The proposed rule will establish requirements for cleaning, inspection, maintenance, loading/unloading, and operation of transportation equipment to ensure no contamination or temperature abuse of the products during transport. This includes the growth of spoilage bacteria as well as pathogenic bacteria. This will be achieved by ensuring adequate temperature controls, separation of foods with different temperature requirements, and the cleanliness and physical condition of trailers, tankers, pallets, etc.
Carriers, shippers, and receivers will be required to exchange information regarding prior cargos, the cleaning of bulk transportation equipment, and temperature controls. A log of prior loads must be kept. FDA will not restrict what can be hauled. Rather, they will regulate the cleaning between loads. Wash tickets must be kept and shared with customers. Washing may include sanitizing where necessary.
The carrier must communicate with the shipper and receiver that temperature sensitive foods were transported under the required temperature conditions. This requirement can be waived for short hauls or if the shipper loads a temperature recording device with the shipped products. The shipper and receiver are required to specify in writing the temperature requirements to the carrier. The receiver must confirm compliance.
Training, records and waivers

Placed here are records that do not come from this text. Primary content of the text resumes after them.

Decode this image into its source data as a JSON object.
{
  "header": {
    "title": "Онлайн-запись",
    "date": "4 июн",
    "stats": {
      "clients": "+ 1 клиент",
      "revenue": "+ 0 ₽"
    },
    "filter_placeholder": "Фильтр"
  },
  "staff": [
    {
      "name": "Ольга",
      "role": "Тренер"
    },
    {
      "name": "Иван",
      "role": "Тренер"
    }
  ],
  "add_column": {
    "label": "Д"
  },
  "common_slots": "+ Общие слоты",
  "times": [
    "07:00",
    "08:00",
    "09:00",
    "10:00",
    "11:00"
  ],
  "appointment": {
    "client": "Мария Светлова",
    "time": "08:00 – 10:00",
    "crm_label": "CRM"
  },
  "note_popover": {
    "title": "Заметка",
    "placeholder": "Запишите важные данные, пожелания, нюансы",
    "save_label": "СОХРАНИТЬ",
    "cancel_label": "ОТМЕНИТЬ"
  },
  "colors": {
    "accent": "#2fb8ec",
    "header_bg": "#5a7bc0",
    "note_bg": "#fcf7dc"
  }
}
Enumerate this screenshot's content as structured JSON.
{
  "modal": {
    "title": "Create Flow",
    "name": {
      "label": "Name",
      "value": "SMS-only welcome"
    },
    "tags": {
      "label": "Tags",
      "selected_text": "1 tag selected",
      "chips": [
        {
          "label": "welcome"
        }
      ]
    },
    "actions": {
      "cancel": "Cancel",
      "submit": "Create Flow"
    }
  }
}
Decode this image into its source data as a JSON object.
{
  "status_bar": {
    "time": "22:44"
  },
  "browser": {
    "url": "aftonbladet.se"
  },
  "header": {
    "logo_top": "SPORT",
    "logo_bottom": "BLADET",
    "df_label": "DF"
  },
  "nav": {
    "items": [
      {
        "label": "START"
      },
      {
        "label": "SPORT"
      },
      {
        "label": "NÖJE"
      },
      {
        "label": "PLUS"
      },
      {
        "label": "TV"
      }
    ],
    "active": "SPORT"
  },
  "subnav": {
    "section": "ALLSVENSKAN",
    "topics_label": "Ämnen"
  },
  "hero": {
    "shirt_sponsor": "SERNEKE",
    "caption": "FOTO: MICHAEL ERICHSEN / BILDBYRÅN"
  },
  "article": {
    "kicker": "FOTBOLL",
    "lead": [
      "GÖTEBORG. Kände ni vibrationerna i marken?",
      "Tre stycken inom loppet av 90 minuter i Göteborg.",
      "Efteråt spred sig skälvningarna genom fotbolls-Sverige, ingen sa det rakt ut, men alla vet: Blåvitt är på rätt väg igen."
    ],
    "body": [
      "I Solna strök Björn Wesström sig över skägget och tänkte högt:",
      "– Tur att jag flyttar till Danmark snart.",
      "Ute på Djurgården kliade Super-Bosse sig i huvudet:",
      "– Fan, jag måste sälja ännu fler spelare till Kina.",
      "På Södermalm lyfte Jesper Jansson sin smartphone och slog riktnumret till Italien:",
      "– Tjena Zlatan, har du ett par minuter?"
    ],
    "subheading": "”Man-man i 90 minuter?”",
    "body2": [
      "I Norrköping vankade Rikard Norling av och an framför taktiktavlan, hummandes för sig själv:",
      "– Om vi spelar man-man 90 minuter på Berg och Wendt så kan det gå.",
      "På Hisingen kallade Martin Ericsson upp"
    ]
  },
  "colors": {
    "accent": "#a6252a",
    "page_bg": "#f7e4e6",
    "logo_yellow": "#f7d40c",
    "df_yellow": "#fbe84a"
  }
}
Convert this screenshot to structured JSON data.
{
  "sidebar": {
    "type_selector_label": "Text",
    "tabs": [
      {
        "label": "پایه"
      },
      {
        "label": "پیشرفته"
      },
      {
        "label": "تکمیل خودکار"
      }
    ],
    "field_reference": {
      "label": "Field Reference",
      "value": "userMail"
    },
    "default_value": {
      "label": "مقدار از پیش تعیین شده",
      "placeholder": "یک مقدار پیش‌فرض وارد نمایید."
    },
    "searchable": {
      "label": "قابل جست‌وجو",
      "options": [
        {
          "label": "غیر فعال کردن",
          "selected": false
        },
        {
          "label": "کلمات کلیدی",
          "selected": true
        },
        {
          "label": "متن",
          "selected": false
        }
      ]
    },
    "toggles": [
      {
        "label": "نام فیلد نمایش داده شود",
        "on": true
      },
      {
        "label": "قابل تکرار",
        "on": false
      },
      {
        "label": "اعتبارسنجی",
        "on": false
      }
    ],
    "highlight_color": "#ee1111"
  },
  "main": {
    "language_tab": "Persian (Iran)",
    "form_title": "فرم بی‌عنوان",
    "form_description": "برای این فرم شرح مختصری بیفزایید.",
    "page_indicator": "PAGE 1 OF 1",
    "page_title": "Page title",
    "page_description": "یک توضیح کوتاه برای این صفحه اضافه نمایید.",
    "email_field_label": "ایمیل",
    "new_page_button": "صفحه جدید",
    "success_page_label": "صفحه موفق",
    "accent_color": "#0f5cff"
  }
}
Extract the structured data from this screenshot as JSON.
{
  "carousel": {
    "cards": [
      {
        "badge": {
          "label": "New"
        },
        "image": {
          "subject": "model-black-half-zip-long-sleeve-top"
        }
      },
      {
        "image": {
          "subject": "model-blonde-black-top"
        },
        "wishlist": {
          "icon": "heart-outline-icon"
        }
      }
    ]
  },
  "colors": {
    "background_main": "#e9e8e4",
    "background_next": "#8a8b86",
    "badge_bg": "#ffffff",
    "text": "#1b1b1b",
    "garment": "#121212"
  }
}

Carrier personnel must complete training in sanitary transportation practices and must have documentation of this training. This will include personal hygiene for drivers and loading/ unloading workers, training in security, accessibility to hand washing, and avoiding cross contamination in handling mixed loads. Procedures, training, cleaning, prior cargos, and temperature control must be recorded and properly maintained.
Shippers, carriers, and receivers who hold valid permits and are inspected under the National Conference on Interstate Milk Shipments (NCIMS) Grade “A” Milk Safety Program may be waived from these requirements only when they are involved in shipping Grade A milk and milk products. Transportation of food relinquished to consumers may also be waived (such as the pizza delivery guy).
Section 204 — Designating High Risk Foods for the purpose of record keeping related to Traceability
This proposed rule designates high-risk foods based on known food safety risks. The criteria for modeling and scoring risk are:
- Frequency of Outbreaks and Occurrence of Illnesses: This must include chemical and microbiological food safety hazards. Chemical hazards include allergens, mycotoxins, pesticides, and heavy metals.
- Severity of Illness: This will take into account illness duration, hospitalization, and mortality.
- Likelihood of Contamination: This is based on number of recalls and contamination that has been known to occur.
- Pathogenic Growth Potential/Shelf Life: Strong growth potential is likely at temperature at which the food is intended to be held and stored, including refrigeration and room temperature. This will be coupled with shelf life where longer shelf life can increase risk.
- Manufacturing Process Contamination Probability/Intervention: High probability has recurring or frequent detection of contamination. Low probability has infrequent detection of contamination or where contamination is introduced post manufacturing. This will be coupled with the availability and implementation of control measures.
- Consumption: This is the percent of the population that consumes the food.
- Economic impact: Lower is defined as $100-500k impact per year and higher is greater than $10m per year.